* _Task to carry out_: For the word "nodes", work out how many lines in the records below contain it and state that count alone.

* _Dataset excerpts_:

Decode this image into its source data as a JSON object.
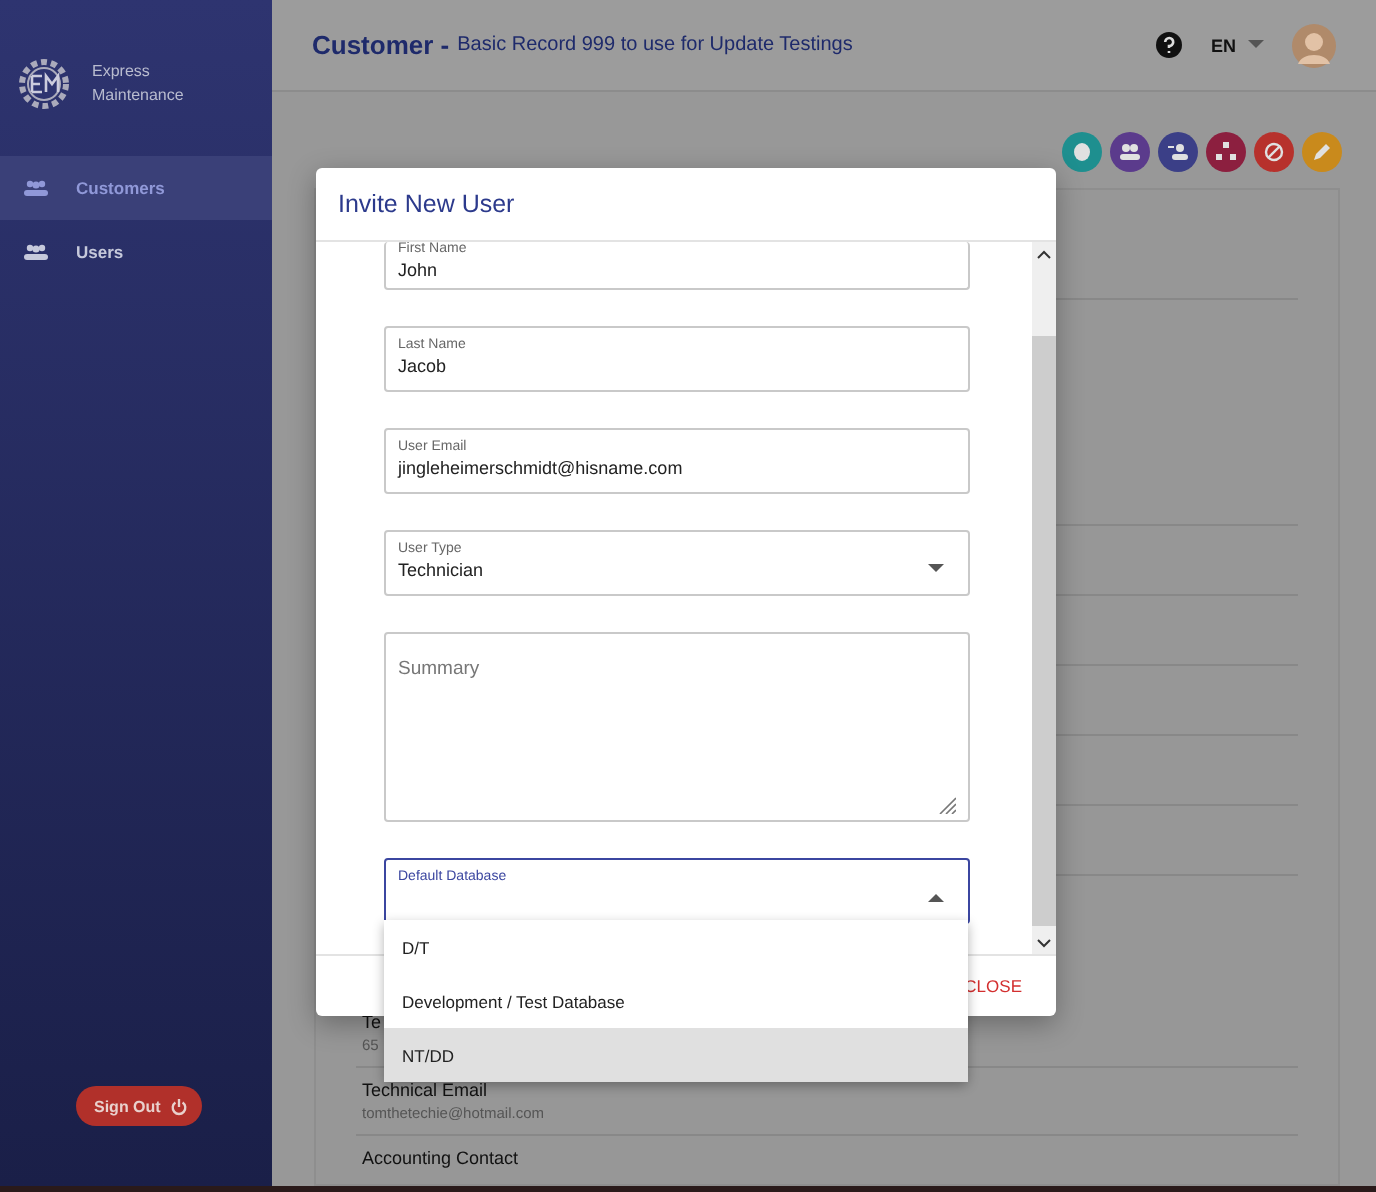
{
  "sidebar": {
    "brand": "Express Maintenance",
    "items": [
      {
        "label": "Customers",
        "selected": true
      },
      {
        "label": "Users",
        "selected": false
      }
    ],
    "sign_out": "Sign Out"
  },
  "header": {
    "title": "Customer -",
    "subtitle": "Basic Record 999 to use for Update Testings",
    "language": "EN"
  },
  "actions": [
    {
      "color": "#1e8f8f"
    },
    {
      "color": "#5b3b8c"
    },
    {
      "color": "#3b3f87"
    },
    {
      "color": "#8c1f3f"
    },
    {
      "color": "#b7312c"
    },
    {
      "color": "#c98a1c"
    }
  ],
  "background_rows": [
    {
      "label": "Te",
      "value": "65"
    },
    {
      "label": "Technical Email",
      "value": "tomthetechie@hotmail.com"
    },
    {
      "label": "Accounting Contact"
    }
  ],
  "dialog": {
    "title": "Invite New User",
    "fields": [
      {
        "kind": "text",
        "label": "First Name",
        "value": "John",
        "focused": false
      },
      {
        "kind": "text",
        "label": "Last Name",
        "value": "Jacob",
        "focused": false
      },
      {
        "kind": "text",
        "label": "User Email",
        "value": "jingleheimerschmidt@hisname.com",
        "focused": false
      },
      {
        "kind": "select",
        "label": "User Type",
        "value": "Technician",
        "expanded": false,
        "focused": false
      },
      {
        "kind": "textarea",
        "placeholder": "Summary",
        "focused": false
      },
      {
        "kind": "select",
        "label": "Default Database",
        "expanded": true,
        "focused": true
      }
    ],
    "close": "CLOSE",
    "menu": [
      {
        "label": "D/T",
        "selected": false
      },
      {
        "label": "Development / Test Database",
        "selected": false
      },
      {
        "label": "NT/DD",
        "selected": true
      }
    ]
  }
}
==
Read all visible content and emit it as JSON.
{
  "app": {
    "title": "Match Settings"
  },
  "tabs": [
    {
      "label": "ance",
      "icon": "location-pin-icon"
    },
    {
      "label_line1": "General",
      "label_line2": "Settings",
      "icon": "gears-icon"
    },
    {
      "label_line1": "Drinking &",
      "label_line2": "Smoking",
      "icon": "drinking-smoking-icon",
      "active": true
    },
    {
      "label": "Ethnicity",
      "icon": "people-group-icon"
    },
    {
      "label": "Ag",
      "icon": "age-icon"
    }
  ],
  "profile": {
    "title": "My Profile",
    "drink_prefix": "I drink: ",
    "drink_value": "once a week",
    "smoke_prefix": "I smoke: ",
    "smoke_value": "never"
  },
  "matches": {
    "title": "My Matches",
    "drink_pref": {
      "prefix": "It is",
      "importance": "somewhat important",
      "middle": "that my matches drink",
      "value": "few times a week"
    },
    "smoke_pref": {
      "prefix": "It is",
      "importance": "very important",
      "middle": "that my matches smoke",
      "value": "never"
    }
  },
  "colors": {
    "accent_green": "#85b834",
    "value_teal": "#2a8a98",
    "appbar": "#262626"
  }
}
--
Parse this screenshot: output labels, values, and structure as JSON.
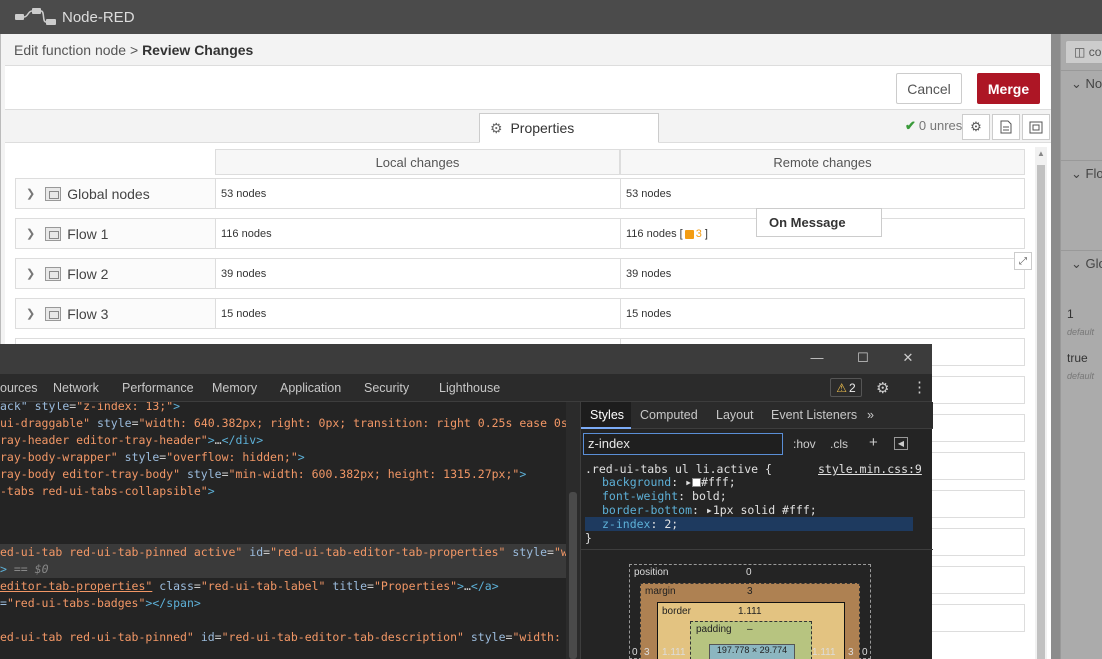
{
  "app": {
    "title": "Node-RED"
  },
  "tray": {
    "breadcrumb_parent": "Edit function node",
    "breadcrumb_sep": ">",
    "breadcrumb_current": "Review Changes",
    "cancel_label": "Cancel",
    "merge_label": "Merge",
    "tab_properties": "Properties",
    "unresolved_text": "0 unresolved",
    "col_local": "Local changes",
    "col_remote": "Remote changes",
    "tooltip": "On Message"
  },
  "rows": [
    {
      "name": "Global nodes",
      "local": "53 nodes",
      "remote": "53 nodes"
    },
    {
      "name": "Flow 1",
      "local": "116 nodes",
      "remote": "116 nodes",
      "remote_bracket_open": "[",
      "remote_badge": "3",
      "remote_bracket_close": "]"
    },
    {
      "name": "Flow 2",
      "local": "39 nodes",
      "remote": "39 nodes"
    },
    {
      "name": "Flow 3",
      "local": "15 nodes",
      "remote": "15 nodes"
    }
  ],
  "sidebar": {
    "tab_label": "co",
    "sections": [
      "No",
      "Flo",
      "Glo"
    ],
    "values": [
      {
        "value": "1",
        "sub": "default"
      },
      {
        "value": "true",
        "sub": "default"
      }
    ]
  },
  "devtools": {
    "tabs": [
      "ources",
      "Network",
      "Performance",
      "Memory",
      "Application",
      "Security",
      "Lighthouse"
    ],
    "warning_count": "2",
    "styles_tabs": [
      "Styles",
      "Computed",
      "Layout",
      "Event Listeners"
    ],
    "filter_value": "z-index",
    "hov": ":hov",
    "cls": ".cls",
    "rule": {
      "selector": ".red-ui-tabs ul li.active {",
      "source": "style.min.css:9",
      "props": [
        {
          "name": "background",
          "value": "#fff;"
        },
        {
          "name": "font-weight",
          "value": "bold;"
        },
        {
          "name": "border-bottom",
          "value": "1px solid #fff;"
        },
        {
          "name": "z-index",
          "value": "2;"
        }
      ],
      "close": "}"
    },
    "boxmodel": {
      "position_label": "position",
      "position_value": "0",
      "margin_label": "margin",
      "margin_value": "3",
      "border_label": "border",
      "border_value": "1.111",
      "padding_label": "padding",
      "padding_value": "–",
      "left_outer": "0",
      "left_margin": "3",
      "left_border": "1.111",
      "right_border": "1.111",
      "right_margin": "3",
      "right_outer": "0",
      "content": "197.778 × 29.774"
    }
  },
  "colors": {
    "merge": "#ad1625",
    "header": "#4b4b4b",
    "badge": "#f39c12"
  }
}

* _Result of the task_: 9